Segment Open

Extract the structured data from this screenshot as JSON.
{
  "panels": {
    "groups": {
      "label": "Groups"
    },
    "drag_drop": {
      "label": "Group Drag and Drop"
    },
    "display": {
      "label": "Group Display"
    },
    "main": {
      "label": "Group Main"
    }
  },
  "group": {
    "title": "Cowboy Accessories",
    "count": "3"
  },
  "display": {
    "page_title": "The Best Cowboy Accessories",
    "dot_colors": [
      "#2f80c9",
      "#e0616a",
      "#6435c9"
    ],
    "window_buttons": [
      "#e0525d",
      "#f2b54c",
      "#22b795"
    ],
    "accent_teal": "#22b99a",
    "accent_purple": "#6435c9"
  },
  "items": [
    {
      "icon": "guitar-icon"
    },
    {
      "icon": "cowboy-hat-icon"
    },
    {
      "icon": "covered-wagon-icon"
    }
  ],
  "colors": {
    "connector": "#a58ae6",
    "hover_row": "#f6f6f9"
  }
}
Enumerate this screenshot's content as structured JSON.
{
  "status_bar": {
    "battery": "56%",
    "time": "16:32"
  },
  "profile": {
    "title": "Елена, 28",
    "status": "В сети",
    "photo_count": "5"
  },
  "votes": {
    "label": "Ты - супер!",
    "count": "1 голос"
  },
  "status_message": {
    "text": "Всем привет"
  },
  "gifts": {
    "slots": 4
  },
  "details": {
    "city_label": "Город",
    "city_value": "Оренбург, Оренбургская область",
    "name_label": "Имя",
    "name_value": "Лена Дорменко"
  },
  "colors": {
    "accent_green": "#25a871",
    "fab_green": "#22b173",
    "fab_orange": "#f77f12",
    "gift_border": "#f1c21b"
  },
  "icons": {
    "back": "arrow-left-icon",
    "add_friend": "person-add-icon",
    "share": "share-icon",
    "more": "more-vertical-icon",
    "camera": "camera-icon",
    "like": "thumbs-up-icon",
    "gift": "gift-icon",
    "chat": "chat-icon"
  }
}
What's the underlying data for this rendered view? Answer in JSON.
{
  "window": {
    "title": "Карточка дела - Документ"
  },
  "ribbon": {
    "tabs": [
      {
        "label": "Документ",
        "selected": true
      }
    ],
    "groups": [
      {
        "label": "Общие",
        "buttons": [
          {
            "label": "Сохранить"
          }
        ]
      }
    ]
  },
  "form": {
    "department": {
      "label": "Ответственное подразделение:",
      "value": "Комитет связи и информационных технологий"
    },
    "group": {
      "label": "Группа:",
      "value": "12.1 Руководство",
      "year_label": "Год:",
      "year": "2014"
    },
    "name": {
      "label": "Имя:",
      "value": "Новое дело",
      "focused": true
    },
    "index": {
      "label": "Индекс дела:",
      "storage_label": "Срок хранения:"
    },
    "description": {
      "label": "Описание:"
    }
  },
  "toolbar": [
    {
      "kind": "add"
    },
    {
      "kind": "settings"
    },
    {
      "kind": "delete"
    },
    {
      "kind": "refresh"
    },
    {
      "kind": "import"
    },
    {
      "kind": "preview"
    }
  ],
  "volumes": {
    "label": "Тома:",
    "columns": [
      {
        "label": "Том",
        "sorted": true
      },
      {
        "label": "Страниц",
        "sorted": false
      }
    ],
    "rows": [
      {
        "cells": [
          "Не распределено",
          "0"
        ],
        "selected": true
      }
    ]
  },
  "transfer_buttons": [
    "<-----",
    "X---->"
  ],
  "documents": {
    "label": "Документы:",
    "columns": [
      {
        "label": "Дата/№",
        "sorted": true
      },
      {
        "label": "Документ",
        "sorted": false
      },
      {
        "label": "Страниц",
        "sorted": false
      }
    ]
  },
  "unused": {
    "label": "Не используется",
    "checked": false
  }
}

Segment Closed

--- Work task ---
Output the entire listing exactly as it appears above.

--- Answer to the exercise ---
Extract the structured data from this screenshot as JSON.
{
  "panels": {
    "groups": {
      "label": "Groups"
    },
    "drag_drop": {
      "label": "Group Drag and Drop"
    },
    "display": {
      "label": "Group Display"
    },
    "main": {
      "label": "Group Main"
    }
  },
  "group": {
    "title": "Cowboy Accessories",
    "count": "3"
  },
  "display": {
    "page_title": "The Best Cowboy Accessories",
    "dot_colors": [
      "#2f80c9",
      "#e0616a",
      "#6435c9"
    ],
    "window_buttons": [
      "#e0525d",
      "#f2b54c",
      "#22b795"
    ],
    "accent_teal": "#22b99a",
    "accent_purple": "#6435c9"
  },
  "items": [
    {
      "icon": "guitar-icon"
    },
    {
      "icon": "cowboy-hat-icon"
    },
    {
      "icon": "covered-wagon-icon"
    }
  ],
  "colors": {
    "connector": "#a58ae6",
    "hover_row": "#f6f6f9"
  }
}
Enumerate this screenshot's content as structured JSON.
{
  "status_bar": {
    "battery": "56%",
    "time": "16:32"
  },
  "profile": {
    "title": "Елена, 28",
    "status": "В сети",
    "photo_count": "5"
  },
  "votes": {
    "label": "Ты - супер!",
    "count": "1 голос"
  },
  "status_message": {
    "text": "Всем привет"
  },
  "gifts": {
    "slots": 4
  },
  "details": {
    "city_label": "Город",
    "city_value": "Оренбург, Оренбургская область",
    "name_label": "Имя",
    "name_value": "Лена Дорменко"
  },
  "colors": {
    "accent_green": "#25a871",
    "fab_green": "#22b173",
    "fab_orange": "#f77f12",
    "gift_border": "#f1c21b"
  },
  "icons": {
    "back": "arrow-left-icon",
    "add_friend": "person-add-icon",
    "share": "share-icon",
    "more": "more-vertical-icon",
    "camera": "camera-icon",
    "like": "thumbs-up-icon",
    "gift": "gift-icon",
    "chat": "chat-icon"
  }
}
What's the underlying data for this rendered view? Answer in JSON.
{
  "window": {
    "title": "Карточка дела - Документ"
  },
  "ribbon": {
    "tabs": [
      {
        "label": "Документ",
        "selected": true
      }
    ],
    "groups": [
      {
        "label": "Общие",
        "buttons": [
          {
            "label": "Сохранить"
          }
        ]
      }
    ]
  },
  "form": {
    "department": {
      "label": "Ответственное подразделение:",
      "value": "Комитет связи и информационных технологий"
    },
    "group": {
      "label": "Группа:",
      "value": "12.1 Руководство",
      "year_label": "Год:",
      "year": "2014"
    },
    "name": {
      "label": "Имя:",
      "value": "Новое дело",
      "focused": true
    },
    "index": {
      "label": "Индекс дела:",
      "storage_label": "Срок хранения:"
    },
    "description": {
      "label": "Описание:"
    }
  },
  "toolbar": [
    {
      "kind": "add"
    },
    {
      "kind": "settings"
    },
    {
      "kind": "delete"
    },
    {
      "kind": "refresh"
    },
    {
      "kind": "import"
    },
    {
      "kind": "preview"
    }
  ],
  "volumes": {
    "label": "Тома:",
    "columns": [
      {
        "label": "Том",
        "sorted": true
      },
      {
        "label": "Страниц",
        "sorted": false
      }
    ],
    "rows": [
      {
        "cells": [
          "Не распределено",
          "0"
        ],
        "selected": true
      }
    ]
  },
  "transfer_buttons": [
    "<-----",
    "X---->"
  ],
  "documents": {
    "label": "Документы:",
    "columns": [
      {
        "label": "Дата/№",
        "sorted": true
      },
      {
        "label": "Документ",
        "sorted": false
      },
      {
        "label": "Страниц",
        "sorted": false
      }
    ]
  },
  "unused": {
    "label": "Не используется",
    "checked": false
  }
}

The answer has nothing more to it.